It was revealed Friday that a German study on stroke patients has yielded some alarming findings. A total of 552 participants in the study were administered either a placebo, or a relatively high dose of Eprex for 3 days. According to a statement released by the FDA on September 26th, 16 percent of study patients who were treated with Eprex had died three months after the study commenced, as compared with 9 percent of patients who were given the placebo.
That's a death rate of nearly 2:1, when measured against the placebo.
Eprex is known generically as epoetin alfa, and is part of the class of drugs known as erythropoiesis-stimulating agents. The latter class is approved for the treatment of kidney disease and cancer, and is known throughout the medical community and pharmaceutical industry as ESAs.
However, the German study was launched in an effort to determine if ESAs would be useful for improving brain function in stroke patients—a use that is not approved in the US by the FDA.
Eprex is not the only ESA under the Johnson & Johnson banner. Another epoetin alfa is sold by Johnson & Johnson as Procrit, while Amgen of Thousand Oaks, California vends a version of epoetin alfa known as Epogen.
ESAs have come under the microscope, and have proven somewhat controversial given the studies that found tumor growth, and shorter survival windows for patients prescribed high doses of ESAs. The FDA mandated beefed-up warning labels for ESAs earlier this summer, and have been monitoring various studies gauging the potential neurological benefits of ESAs.
It was reported that the manufacturer alerted the FDA to the concerns over ESAs, and indicated it would be continuing to monitor the situation. It was also revealed that while Johnson & Johnson provided financing, and supplies for the German study, the manufacturer did not have a role in the design of the study, or its implementation.
READ MORE Drugs and Medical Devices LEGAL NEWS

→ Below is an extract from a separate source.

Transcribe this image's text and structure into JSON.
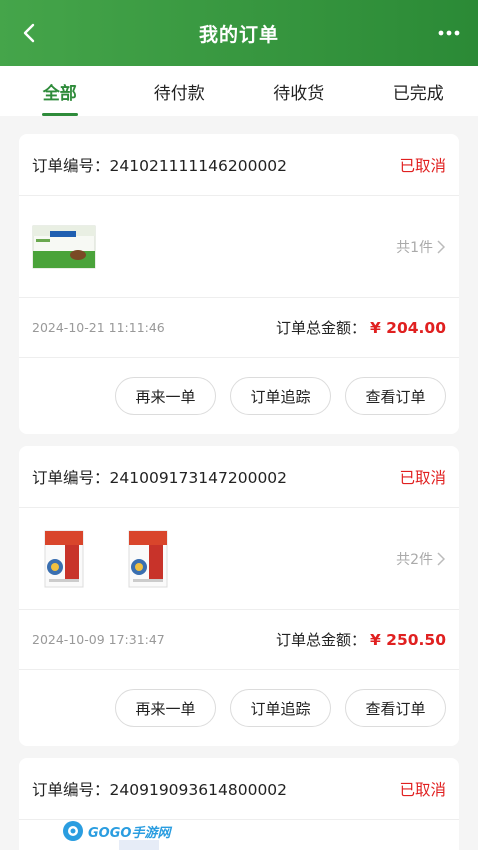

While doctors have the final say in determining whether or not a drug is suitable for unapproved use, it is illegal for a drug manufacturer to promote, or market a drug for a use other than for what it was originally approved. A manufacturer can conduct studies and trials, collect data and hash out conclusions in an effort to seek updated approval status for a drug. Only then could it actively market a drug for a purpose that was, prior to a renewed approval, invalid and therefore illegal in the eyes of the FDA.